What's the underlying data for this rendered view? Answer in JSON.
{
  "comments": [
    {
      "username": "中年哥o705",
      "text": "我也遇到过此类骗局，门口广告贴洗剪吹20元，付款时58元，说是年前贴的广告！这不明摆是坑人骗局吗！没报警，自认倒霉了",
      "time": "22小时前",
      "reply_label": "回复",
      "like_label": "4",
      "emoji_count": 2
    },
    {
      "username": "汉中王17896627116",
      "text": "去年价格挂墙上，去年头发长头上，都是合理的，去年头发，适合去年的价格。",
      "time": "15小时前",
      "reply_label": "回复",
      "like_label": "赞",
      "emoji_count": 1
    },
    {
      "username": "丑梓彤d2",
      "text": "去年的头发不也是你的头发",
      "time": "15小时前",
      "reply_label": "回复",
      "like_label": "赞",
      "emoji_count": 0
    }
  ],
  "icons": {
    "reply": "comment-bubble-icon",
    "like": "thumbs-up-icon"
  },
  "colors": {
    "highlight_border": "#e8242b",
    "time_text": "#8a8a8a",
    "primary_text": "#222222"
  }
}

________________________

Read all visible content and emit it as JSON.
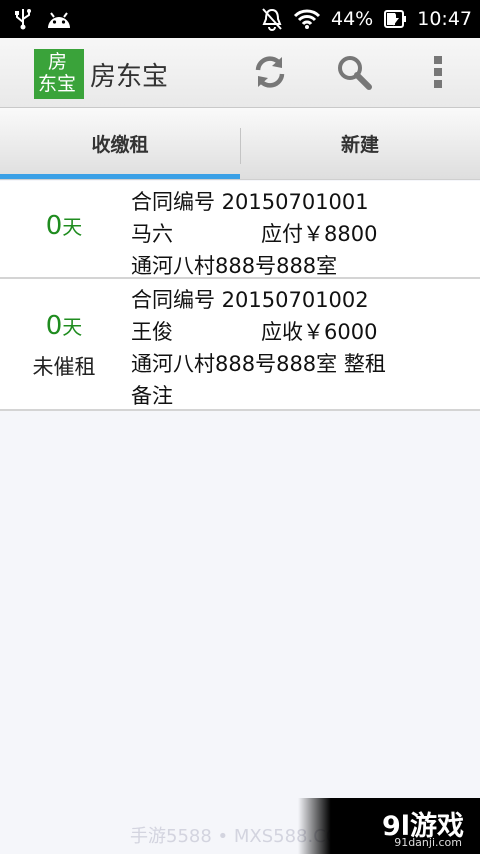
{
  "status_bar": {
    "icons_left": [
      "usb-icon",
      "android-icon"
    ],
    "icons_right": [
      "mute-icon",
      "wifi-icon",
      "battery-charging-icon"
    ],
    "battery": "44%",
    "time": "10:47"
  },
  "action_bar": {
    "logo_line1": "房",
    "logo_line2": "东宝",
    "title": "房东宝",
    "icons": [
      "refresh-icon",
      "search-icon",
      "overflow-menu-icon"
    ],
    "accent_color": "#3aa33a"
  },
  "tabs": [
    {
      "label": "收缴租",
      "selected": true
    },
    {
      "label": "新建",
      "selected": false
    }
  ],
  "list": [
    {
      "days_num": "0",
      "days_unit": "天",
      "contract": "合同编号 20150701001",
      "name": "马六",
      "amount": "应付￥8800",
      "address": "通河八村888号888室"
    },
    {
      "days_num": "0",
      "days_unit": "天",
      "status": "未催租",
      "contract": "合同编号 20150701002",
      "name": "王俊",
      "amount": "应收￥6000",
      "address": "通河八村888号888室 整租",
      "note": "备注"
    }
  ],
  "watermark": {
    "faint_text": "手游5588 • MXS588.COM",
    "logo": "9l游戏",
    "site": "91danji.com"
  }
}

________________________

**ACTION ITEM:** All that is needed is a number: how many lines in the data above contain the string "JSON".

**TASK OUTPUT:** 2